However, if you set up your stick with too much damper, you will find that the spring force near center with the soft cam is not sufficient to completely center the stick to logical zero. In this case, you'd better set some deadzone up in your games or consider backing off the damper. Unfortunately, the damper is not "sticktion" free as it was designed to be, so you will experience very slight sticktion if damper is used. I haven't found a way to involve the damper practically but also avoid some sticktion. It's a very fine tradeoff and depends on your intended use. It's a shame that as a Mk.1 owner, I can't quickly adjust damper on the fly to suit my use, but instead have to pull out the tool box and take it apart.

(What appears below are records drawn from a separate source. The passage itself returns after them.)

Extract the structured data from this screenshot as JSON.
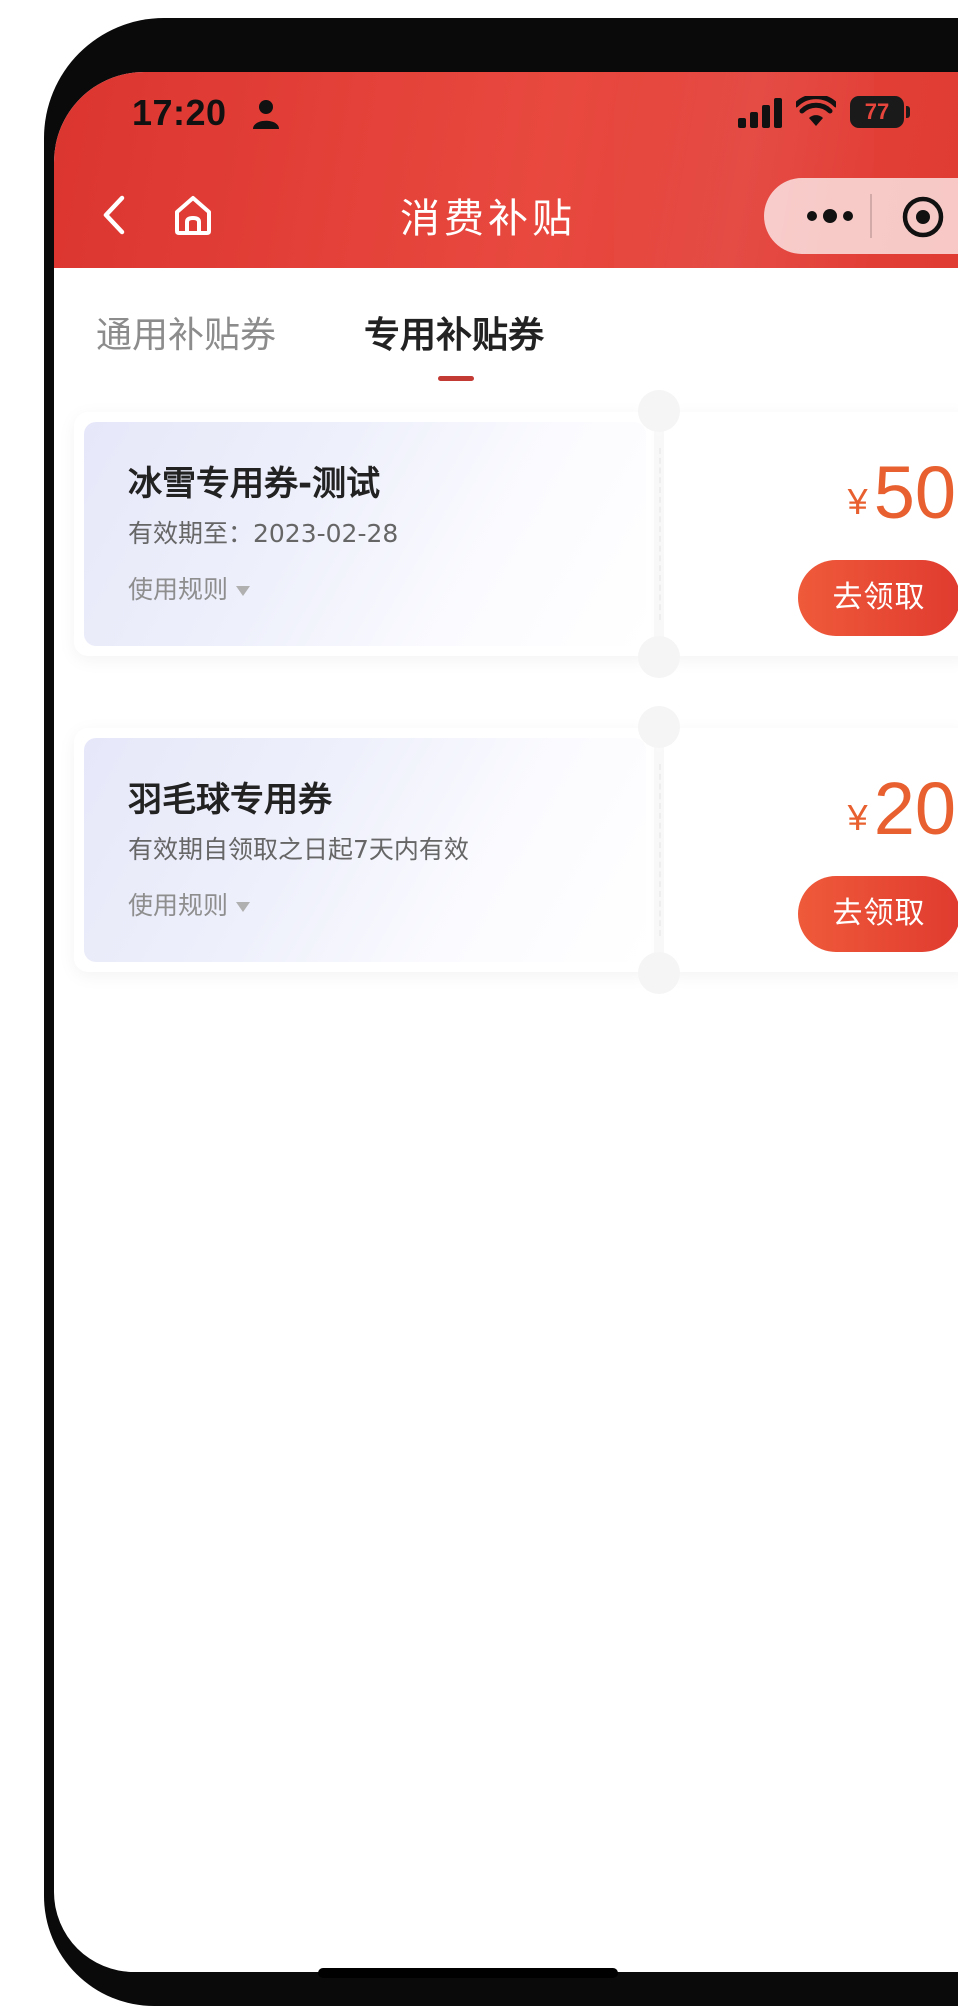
{
  "status_bar": {
    "time": "17:20",
    "battery": "77",
    "icons": [
      "person-icon",
      "signal-icon",
      "wifi-icon",
      "battery-icon"
    ]
  },
  "nav": {
    "title": "消费补贴",
    "icons": [
      "back-icon",
      "home-icon",
      "more-icon",
      "target-icon"
    ]
  },
  "tabs": [
    {
      "label": "通用补贴券",
      "active": false
    },
    {
      "label": "专用补贴券",
      "active": true
    }
  ],
  "coupons": [
    {
      "title": "冰雪专用券-测试",
      "validity": "有效期至：2023-02-28",
      "rules": "使用规则",
      "currency": "¥",
      "amount": "50",
      "button": "去领取"
    },
    {
      "title": "羽毛球专用券",
      "validity": "有效期自领取之日起7天内有效",
      "rules": "使用规则",
      "currency": "¥",
      "amount": "20",
      "button": "去领取"
    }
  ],
  "colors": {
    "header_red": "#e0403a",
    "accent_orange": "#e8602f",
    "tab_indicator": "#c33a34",
    "button_red": "#e03b2f",
    "coupon_tint": "#e6e8fa"
  }
}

For flight sims and a lot of formation flying, I prefer the hard cam in pitch and soft cam in roll. I use an extension, so I have 50x2 springs on each axis. The hard center pitch cam is not uncomfortable when the airplane is trimmed properly for formation flying. The soft roll cam can require a slight deadzone at the center to avoid really small centering issues, but if I turned the damper off entirely I'm confident that those would go away. That said, I like the damper in concept and don't want to turn it off. Having built and used a very smooth stick that had spring-force only, I know it can be difficult to adapt to pure spring movement without continually over-controlling the simulator.

Re: Gunfighter Mk.II dry clutches, damper force, and centering

Posted: Sun Feb 18, 2018 1:08
by lonestarbuckeye
Thanks, Aaron -- that was extremely helpful! (And just to be clear, my references to "center," were to the post-calibration logical center, not the physical center.)